The Portuguese have contributed much to Hawai‘i cuisine in the form of sausage, soup and sweetbread. But their most revered food is malasadas, hot, deep-fried doughnuts rolled in sugar. Malasadas are crowd pleasers. Buy them by the dozen, hot from the wok, placed in brown bags to absorb the grease. Or bite into gourmet malasadas at restaurants, filled with vanilla or chocolate cream.
Much more than just a snow cone, shave ice is what locals crave after a blazing day at the beach or a hot-as-hades game of soccer. If you’re lucky, you’ll find a neighborhood store that hand shaves the ice, but it’s rare. Either way, the counter person will ask you first if you’d like ice cream and/or adzuki beans scooped into the bottom of the cone or cup. Then they shape the ice to a giant mound and add colorful fruit syrups. First timers should order the Rainbow, of course.

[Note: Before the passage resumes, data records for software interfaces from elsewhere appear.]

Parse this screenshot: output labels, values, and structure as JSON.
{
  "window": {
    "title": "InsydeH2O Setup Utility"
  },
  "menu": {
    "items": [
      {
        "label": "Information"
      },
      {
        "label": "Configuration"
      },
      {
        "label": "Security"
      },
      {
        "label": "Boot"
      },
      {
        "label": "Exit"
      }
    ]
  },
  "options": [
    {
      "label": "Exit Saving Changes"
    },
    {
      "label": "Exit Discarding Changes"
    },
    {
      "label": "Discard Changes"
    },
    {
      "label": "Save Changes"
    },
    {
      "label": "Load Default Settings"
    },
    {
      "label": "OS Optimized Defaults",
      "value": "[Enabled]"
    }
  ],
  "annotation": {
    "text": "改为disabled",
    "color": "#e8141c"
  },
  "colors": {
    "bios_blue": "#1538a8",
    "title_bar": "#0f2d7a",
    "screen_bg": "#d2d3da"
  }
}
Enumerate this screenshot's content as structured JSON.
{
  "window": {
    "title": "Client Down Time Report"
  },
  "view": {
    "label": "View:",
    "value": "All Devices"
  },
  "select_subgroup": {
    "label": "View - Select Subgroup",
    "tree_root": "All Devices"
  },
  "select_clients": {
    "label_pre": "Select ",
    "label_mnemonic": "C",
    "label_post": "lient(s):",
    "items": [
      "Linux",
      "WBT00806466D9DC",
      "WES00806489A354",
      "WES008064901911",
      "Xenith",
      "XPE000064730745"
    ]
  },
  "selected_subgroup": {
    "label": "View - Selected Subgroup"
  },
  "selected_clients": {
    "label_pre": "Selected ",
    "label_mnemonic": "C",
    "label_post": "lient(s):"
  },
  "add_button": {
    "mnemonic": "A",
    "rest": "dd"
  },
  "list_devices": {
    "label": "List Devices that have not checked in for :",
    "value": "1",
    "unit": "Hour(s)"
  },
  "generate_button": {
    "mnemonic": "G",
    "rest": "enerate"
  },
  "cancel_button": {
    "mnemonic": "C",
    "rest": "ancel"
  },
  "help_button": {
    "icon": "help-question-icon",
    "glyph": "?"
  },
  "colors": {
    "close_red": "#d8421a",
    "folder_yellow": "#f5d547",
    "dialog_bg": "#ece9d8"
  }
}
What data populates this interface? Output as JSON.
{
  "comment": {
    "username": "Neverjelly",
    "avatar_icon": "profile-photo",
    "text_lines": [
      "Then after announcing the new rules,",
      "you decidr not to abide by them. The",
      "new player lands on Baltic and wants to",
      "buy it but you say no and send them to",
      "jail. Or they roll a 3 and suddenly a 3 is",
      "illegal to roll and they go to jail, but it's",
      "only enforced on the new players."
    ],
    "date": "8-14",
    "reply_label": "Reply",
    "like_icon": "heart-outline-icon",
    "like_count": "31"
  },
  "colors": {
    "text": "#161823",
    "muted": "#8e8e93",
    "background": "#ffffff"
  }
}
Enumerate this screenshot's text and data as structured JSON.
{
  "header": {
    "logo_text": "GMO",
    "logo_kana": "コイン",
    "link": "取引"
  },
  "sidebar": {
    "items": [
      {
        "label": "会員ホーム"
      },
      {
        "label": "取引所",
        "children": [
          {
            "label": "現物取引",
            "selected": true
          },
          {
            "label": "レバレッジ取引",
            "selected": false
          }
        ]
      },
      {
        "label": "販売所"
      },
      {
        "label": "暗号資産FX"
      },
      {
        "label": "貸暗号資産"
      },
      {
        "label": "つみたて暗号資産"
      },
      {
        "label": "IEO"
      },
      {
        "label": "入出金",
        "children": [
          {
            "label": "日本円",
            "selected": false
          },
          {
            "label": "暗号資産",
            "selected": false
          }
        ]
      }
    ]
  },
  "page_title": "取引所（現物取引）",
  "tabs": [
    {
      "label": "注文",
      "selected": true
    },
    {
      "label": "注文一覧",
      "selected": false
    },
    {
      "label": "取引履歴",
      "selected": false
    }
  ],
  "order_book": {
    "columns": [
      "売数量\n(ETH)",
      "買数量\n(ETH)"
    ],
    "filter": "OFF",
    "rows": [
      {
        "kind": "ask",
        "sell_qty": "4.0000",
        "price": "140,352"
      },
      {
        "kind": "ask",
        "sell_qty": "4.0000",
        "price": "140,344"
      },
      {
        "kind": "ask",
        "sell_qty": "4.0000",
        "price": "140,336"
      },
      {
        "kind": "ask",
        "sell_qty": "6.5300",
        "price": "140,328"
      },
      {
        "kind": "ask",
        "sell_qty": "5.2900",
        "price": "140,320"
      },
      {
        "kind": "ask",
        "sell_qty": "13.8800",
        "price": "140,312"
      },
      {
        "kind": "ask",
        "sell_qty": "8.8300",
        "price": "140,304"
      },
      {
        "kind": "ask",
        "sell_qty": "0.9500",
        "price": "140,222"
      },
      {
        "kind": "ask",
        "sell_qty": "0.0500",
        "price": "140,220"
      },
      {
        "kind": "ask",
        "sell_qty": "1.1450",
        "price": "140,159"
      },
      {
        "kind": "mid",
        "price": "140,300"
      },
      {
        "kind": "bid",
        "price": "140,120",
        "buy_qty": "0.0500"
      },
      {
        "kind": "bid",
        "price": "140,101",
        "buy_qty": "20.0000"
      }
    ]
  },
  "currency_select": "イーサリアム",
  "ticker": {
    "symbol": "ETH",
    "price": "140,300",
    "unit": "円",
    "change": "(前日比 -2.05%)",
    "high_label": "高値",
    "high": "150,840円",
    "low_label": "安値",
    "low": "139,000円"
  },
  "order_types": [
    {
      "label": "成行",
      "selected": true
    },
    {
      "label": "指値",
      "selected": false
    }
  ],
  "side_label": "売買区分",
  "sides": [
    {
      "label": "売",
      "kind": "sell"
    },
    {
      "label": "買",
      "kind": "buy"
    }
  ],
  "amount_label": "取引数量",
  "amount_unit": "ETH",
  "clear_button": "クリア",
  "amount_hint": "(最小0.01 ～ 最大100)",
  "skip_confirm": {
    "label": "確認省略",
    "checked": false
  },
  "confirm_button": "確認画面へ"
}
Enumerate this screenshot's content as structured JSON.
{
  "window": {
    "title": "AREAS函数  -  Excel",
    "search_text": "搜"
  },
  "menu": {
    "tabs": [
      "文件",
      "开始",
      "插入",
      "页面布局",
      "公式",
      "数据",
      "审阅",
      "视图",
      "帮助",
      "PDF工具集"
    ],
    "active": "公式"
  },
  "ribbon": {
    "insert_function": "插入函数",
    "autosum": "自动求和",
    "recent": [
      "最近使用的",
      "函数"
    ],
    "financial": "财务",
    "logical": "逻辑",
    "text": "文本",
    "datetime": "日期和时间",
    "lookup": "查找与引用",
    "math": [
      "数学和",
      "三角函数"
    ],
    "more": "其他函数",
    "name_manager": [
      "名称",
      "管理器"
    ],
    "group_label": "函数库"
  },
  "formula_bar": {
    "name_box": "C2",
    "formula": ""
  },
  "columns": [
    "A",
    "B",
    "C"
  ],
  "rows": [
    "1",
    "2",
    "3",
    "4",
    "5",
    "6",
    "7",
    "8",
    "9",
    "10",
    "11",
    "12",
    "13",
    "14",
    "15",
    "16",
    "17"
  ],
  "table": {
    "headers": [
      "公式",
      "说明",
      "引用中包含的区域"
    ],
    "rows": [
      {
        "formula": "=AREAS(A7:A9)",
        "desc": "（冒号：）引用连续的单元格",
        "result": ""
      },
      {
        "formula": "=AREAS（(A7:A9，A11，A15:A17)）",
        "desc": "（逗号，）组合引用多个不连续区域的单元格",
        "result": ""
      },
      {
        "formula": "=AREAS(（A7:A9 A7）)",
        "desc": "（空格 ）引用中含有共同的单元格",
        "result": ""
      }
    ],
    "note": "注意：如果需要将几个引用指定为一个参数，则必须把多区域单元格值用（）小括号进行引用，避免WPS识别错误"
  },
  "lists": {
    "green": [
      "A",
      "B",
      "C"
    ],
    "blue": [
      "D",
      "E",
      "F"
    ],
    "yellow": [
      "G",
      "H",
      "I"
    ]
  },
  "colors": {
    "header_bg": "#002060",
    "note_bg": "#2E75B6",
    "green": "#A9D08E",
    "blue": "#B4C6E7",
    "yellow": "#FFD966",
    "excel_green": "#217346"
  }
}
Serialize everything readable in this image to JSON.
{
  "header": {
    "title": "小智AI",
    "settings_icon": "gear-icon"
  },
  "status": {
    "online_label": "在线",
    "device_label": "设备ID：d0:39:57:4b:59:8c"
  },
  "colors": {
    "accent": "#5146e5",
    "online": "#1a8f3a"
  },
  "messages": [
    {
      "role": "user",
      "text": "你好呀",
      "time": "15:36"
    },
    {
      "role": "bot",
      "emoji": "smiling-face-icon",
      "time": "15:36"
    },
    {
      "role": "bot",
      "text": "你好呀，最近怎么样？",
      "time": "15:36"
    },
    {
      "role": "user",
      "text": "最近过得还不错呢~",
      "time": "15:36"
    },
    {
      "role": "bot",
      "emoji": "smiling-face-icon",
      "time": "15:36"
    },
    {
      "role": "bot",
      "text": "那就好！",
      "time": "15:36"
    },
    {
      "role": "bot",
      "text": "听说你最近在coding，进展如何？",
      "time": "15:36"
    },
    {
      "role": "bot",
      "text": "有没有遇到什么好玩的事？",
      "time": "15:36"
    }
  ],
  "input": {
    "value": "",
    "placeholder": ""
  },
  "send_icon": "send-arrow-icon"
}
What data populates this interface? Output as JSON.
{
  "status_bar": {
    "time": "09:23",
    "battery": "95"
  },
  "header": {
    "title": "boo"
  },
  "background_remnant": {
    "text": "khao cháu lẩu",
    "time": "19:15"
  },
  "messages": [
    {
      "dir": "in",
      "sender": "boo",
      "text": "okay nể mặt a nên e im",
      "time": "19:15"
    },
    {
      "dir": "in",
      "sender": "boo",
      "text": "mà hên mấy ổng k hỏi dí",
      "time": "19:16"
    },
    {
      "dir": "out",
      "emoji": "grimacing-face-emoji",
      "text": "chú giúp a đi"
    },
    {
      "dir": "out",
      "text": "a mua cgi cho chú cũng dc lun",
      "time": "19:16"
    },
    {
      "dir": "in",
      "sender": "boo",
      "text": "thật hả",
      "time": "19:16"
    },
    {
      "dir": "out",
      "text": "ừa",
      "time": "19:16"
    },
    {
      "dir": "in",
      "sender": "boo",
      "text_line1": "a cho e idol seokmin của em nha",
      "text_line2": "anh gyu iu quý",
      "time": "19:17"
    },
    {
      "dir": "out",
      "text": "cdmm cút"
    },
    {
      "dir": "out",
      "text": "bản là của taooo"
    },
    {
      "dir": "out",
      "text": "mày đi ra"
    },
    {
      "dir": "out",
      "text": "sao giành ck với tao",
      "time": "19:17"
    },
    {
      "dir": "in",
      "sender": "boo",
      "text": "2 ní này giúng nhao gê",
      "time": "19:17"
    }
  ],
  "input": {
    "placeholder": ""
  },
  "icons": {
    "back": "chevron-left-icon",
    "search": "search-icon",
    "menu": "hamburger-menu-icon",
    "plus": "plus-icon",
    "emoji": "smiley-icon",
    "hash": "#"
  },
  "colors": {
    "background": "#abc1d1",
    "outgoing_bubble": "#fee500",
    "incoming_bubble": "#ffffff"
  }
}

There are dozens of varieties of crack seed in dwindling specialty shops and at the drug stores. Chinese call the preserved fruits and nuts "see mui" but somehow the pidgin English version is what Hawaiians prefer. Those who like hard candy and salty foods will love li hing mangoes and rock salt plums and those with an itchy throat will feel relief from the lemon strips. Peruse large glass jars of crack seed sold in bulk or smaller hanging bags—the latter make good gifts to give to friends back home.